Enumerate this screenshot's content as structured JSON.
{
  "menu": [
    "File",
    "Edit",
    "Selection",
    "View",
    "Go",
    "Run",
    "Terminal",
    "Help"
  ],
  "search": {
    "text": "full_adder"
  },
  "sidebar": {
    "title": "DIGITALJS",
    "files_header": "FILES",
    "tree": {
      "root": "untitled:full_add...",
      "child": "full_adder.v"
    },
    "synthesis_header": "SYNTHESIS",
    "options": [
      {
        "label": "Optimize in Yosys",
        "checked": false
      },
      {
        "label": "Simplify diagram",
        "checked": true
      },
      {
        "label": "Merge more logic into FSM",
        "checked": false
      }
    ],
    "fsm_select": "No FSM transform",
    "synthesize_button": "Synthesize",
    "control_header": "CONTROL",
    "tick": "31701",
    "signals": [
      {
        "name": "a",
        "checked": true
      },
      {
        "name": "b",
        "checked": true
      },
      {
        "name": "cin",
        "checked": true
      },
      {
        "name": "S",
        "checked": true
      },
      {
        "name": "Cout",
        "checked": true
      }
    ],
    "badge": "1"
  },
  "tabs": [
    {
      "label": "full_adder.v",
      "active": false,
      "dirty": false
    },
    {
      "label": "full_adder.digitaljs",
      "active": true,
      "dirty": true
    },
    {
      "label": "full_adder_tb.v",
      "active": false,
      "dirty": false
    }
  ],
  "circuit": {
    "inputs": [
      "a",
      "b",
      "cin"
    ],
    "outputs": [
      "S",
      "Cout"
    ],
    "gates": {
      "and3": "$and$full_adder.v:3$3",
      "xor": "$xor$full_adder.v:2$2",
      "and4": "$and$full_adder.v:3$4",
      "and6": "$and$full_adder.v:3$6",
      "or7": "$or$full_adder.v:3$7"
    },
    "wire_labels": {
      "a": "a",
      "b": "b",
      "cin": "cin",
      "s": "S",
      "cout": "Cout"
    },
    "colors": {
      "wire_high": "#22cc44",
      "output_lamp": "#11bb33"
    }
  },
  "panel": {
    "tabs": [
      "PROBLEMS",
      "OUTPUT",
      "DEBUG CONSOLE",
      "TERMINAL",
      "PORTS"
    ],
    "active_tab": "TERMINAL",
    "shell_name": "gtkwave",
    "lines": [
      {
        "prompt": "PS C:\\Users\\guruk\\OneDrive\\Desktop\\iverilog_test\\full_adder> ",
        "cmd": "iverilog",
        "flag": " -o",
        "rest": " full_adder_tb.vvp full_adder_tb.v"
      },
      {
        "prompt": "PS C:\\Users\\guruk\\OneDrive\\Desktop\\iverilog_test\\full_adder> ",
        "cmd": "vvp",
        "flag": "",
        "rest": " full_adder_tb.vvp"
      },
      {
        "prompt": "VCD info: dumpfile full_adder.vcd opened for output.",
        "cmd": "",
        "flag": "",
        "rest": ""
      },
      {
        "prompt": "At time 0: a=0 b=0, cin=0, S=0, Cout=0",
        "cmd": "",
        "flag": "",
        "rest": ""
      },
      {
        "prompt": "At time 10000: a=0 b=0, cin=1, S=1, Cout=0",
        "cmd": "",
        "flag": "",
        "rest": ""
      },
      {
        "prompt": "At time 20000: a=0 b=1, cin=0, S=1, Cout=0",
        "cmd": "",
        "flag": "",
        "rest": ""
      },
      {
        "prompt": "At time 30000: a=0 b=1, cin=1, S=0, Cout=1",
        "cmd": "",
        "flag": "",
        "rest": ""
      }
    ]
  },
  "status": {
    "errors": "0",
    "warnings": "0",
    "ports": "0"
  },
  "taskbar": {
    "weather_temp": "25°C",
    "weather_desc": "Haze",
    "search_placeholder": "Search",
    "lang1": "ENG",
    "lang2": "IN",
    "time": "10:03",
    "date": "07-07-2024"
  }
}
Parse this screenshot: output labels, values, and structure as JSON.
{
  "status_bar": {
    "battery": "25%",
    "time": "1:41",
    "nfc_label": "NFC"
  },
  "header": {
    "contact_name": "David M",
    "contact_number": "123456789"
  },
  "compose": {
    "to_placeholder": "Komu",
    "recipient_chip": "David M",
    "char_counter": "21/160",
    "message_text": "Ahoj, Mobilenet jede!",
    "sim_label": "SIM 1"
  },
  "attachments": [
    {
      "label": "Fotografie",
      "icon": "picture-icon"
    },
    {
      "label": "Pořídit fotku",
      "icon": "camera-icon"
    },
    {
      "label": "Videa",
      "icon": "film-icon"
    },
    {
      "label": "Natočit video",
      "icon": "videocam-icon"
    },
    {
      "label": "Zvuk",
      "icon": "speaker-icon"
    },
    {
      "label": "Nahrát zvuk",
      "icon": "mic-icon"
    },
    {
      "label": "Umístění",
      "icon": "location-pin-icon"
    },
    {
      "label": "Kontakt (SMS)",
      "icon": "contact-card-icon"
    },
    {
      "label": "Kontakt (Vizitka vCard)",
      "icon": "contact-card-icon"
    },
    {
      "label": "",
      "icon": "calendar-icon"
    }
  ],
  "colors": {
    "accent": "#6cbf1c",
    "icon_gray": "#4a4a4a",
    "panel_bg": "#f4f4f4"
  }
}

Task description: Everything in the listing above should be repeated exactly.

Reply:
Enumerate this screenshot's content as structured JSON.
{
  "menu": [
    "File",
    "Edit",
    "Selection",
    "View",
    "Go",
    "Run",
    "Terminal",
    "Help"
  ],
  "search": {
    "text": "full_adder"
  },
  "sidebar": {
    "title": "DIGITALJS",
    "files_header": "FILES",
    "tree": {
      "root": "untitled:full_add...",
      "child": "full_adder.v"
    },
    "synthesis_header": "SYNTHESIS",
    "options": [
      {
        "label": "Optimize in Yosys",
        "checked": false
      },
      {
        "label": "Simplify diagram",
        "checked": true
      },
      {
        "label": "Merge more logic into FSM",
        "checked": false
      }
    ],
    "fsm_select": "No FSM transform",
    "synthesize_button": "Synthesize",
    "control_header": "CONTROL",
    "tick": "31701",
    "signals": [
      {
        "name": "a",
        "checked": true
      },
      {
        "name": "b",
        "checked": true
      },
      {
        "name": "cin",
        "checked": true
      },
      {
        "name": "S",
        "checked": true
      },
      {
        "name": "Cout",
        "checked": true
      }
    ],
    "badge": "1"
  },
  "tabs": [
    {
      "label": "full_adder.v",
      "active": false,
      "dirty": false
    },
    {
      "label": "full_adder.digitaljs",
      "active": true,
      "dirty": true
    },
    {
      "label": "full_adder_tb.v",
      "active": false,
      "dirty": false
    }
  ],
  "circuit": {
    "inputs": [
      "a",
      "b",
      "cin"
    ],
    "outputs": [
      "S",
      "Cout"
    ],
    "gates": {
      "and3": "$and$full_adder.v:3$3",
      "xor": "$xor$full_adder.v:2$2",
      "and4": "$and$full_adder.v:3$4",
      "and6": "$and$full_adder.v:3$6",
      "or7": "$or$full_adder.v:3$7"
    },
    "wire_labels": {
      "a": "a",
      "b": "b",
      "cin": "cin",
      "s": "S",
      "cout": "Cout"
    },
    "colors": {
      "wire_high": "#22cc44",
      "output_lamp": "#11bb33"
    }
  },
  "panel": {
    "tabs": [
      "PROBLEMS",
      "OUTPUT",
      "DEBUG CONSOLE",
      "TERMINAL",
      "PORTS"
    ],
    "active_tab": "TERMINAL",
    "shell_name": "gtkwave",
    "lines": [
      {
        "prompt": "PS C:\\Users\\guruk\\OneDrive\\Desktop\\iverilog_test\\full_adder> ",
        "cmd": "iverilog",
        "flag": " -o",
        "rest": " full_adder_tb.vvp full_adder_tb.v"
      },
      {
        "prompt": "PS C:\\Users\\guruk\\OneDrive\\Desktop\\iverilog_test\\full_adder> ",
        "cmd": "vvp",
        "flag": "",
        "rest": " full_adder_tb.vvp"
      },
      {
        "prompt": "VCD info: dumpfile full_adder.vcd opened for output.",
        "cmd": "",
        "flag": "",
        "rest": ""
      },
      {
        "prompt": "At time 0: a=0 b=0, cin=0, S=0, Cout=0",
        "cmd": "",
        "flag": "",
        "rest": ""
      },
      {
        "prompt": "At time 10000: a=0 b=0, cin=1, S=1, Cout=0",
        "cmd": "",
        "flag": "",
        "rest": ""
      },
      {
        "prompt": "At time 20000: a=0 b=1, cin=0, S=1, Cout=0",
        "cmd": "",
        "flag": "",
        "rest": ""
      },
      {
        "prompt": "At time 30000: a=0 b=1, cin=1, S=0, Cout=1",
        "cmd": "",
        "flag": "",
        "rest": ""
      }
    ]
  },
  "status": {
    "errors": "0",
    "warnings": "0",
    "ports": "0"
  },
  "taskbar": {
    "weather_temp": "25°C",
    "weather_desc": "Haze",
    "search_placeholder": "Search",
    "lang1": "ENG",
    "lang2": "IN",
    "time": "10:03",
    "date": "07-07-2024"
  }
}
Parse this screenshot: output labels, values, and structure as JSON.
{
  "status_bar": {
    "battery": "25%",
    "time": "1:41",
    "nfc_label": "NFC"
  },
  "header": {
    "contact_name": "David M",
    "contact_number": "123456789"
  },
  "compose": {
    "to_placeholder": "Komu",
    "recipient_chip": "David M",
    "char_counter": "21/160",
    "message_text": "Ahoj, Mobilenet jede!",
    "sim_label": "SIM 1"
  },
  "attachments": [
    {
      "label": "Fotografie",
      "icon": "picture-icon"
    },
    {
      "label": "Pořídit fotku",
      "icon": "camera-icon"
    },
    {
      "label": "Videa",
      "icon": "film-icon"
    },
    {
      "label": "Natočit video",
      "icon": "videocam-icon"
    },
    {
      "label": "Zvuk",
      "icon": "speaker-icon"
    },
    {
      "label": "Nahrát zvuk",
      "icon": "mic-icon"
    },
    {
      "label": "Umístění",
      "icon": "location-pin-icon"
    },
    {
      "label": "Kontakt (SMS)",
      "icon": "contact-card-icon"
    },
    {
      "label": "Kontakt (Vizitka vCard)",
      "icon": "contact-card-icon"
    },
    {
      "label": "",
      "icon": "calendar-icon"
    }
  ],
  "colors": {
    "accent": "#6cbf1c",
    "icon_gray": "#4a4a4a",
    "panel_bg": "#f4f4f4"
  }
}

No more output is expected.